RODALE NEWS, EMMAUS, PA—In a dismal week for the U.S. economy featuring debt-ceiling drama in Washington and the threat of a double-dip recession on Wall Street, the U.S. Department of Agriculture (USDA) delivered some powerhouse statistics demonstrating the public's demand for healthy, organic food: The number of farmer's markets in the country increased 17 percent in the last year. "There's a yearning for the 99 percent of Americans who are no longer connected to the farm to reconnect," Kathleen Merrigan, deputy secretary of the USDA, said in a press call Friday afternoon.
The timing is perfect—this week marks National Farmer's Market Week—and comes on the heels of a new report finding that farmer's markets could generate thousands of jobs in the U.S.

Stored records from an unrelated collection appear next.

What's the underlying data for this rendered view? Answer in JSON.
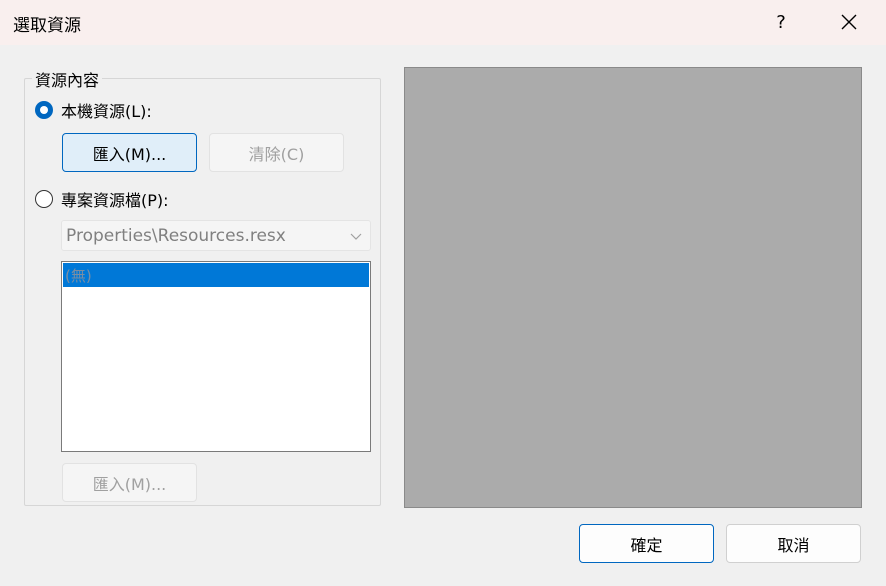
{
  "window": {
    "title": "選取資源",
    "help_label": "?"
  },
  "group": {
    "label": "資源內容",
    "local_radio_label": "本機資源(L):",
    "local_radio_checked": true,
    "import_local_label": "匯入(M)...",
    "clear_label": "清除(C)",
    "project_radio_label": "專案資源檔(P):",
    "project_radio_checked": false,
    "resource_file_selected": "Properties\\Resources.resx",
    "list_items": [
      "(無)"
    ],
    "import_project_label": "匯入(M)..."
  },
  "footer": {
    "ok_label": "確定",
    "cancel_label": "取消"
  },
  "colors": {
    "accent": "#0067c0",
    "selection": "#0078d7",
    "preview_bg": "#ababab",
    "titlebar_bg": "#f9efee"
  }
}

THE DETAILS: The 2011 USDA Farmer's Market Directory lists 7,175 farmer's market, and Merrigan says the number is probably even higher because some markets don't self-report. The states with the most markets include California, New York, Michigan, Illinois, Pennsylvania, Ohio, Iowa, Wisconsin, North Carolina, and Massachusetts. And, though not on the top 10 list, Alaskan farmer's markets increased 46 percent over last year, and Texas, Colorado, and New Mexico were each up 38 percent. As an indication that shoppers are indeed searching for more local, organic food, Merrigan said more than 2 million people have searched the USDA Farmer's Market Directory so far in 2011.

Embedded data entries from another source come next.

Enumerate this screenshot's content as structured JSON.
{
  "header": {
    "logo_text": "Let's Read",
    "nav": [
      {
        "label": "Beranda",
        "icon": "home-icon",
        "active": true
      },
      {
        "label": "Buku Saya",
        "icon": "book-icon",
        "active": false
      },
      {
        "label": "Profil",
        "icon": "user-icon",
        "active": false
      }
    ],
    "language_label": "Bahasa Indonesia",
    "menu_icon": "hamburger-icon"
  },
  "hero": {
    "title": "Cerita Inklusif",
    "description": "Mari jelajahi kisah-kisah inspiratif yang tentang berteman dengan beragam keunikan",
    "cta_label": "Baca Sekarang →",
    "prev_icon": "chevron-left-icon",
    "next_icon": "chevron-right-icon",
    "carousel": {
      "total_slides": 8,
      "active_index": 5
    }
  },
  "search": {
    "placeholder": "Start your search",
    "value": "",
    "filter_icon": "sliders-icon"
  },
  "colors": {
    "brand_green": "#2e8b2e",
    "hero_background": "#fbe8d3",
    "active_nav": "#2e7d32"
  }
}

"Farmer's markets are just growing exponentially," said Merrigan, who highlighted farmer's market innovations, particularly those that bring healthy produce to low-income areas. One such advancement is the increase in farmer's markets' allowing electronic benefit transfers (EBT), so people receiving Supplemental Nutrition Assistance Program (SNAP) benefits, formerly known as food stamps, can purchase fresh, healthy food at farmer's markets. Many of these markets are moving into food deserts, areas without grocery stores that sell fresh produce and where the few stores that do sell fresh vegetables are bodegas and corner stores with a high mark-up.
Note: Many of the USDA programs that help boost farmer's markets numbers and bring healthy food to people could be on the chopping block in the 2012 Farm Bill.

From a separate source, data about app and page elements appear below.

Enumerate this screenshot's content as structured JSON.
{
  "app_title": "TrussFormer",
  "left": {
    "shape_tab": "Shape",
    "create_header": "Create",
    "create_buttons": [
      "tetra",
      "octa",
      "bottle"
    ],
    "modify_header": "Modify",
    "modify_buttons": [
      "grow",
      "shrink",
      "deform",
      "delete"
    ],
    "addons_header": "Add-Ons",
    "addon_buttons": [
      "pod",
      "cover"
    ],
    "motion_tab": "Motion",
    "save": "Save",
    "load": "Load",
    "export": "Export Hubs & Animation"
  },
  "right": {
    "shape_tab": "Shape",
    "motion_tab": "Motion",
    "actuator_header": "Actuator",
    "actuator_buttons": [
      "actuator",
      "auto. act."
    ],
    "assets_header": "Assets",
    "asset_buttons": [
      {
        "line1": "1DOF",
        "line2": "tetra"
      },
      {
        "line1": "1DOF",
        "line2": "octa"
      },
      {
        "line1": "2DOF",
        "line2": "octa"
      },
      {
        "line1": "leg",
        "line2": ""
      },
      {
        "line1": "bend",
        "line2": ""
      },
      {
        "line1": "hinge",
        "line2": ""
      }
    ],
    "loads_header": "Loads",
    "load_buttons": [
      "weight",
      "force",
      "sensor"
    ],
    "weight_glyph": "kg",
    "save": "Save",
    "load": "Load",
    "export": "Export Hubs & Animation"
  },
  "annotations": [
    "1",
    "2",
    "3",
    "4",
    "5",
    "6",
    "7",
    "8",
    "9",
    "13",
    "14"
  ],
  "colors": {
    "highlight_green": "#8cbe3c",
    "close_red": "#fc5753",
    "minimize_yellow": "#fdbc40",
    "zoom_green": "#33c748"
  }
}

Along with the USDA's new statistics, the nonprofit Union of Concerned Scientists (UCS) released an report finding that farmer's markets could be a much-needed antidote to high unemployment. Their economic analysis found that even modest public support for up to 500 farmer's markets annually would create up to 13,500 jobs in a five-year window, bolstering local and regional food systems. "On the whole, farmers markets have seen exceptional growth, providing local communities with fresh food direct from the farm," says Jeffrey O’Hara, the author of the report and an economist with UCS’s Food and Environment Program. "But our federal food policies are working against them." He adds that tens of thousands more new jobs could be created if the government would just divert a small fraction of the subsidies that are currently doled out to industrial farms to farmer's markets.
Published on: August 5, 2011
Updated on: August 6, 2011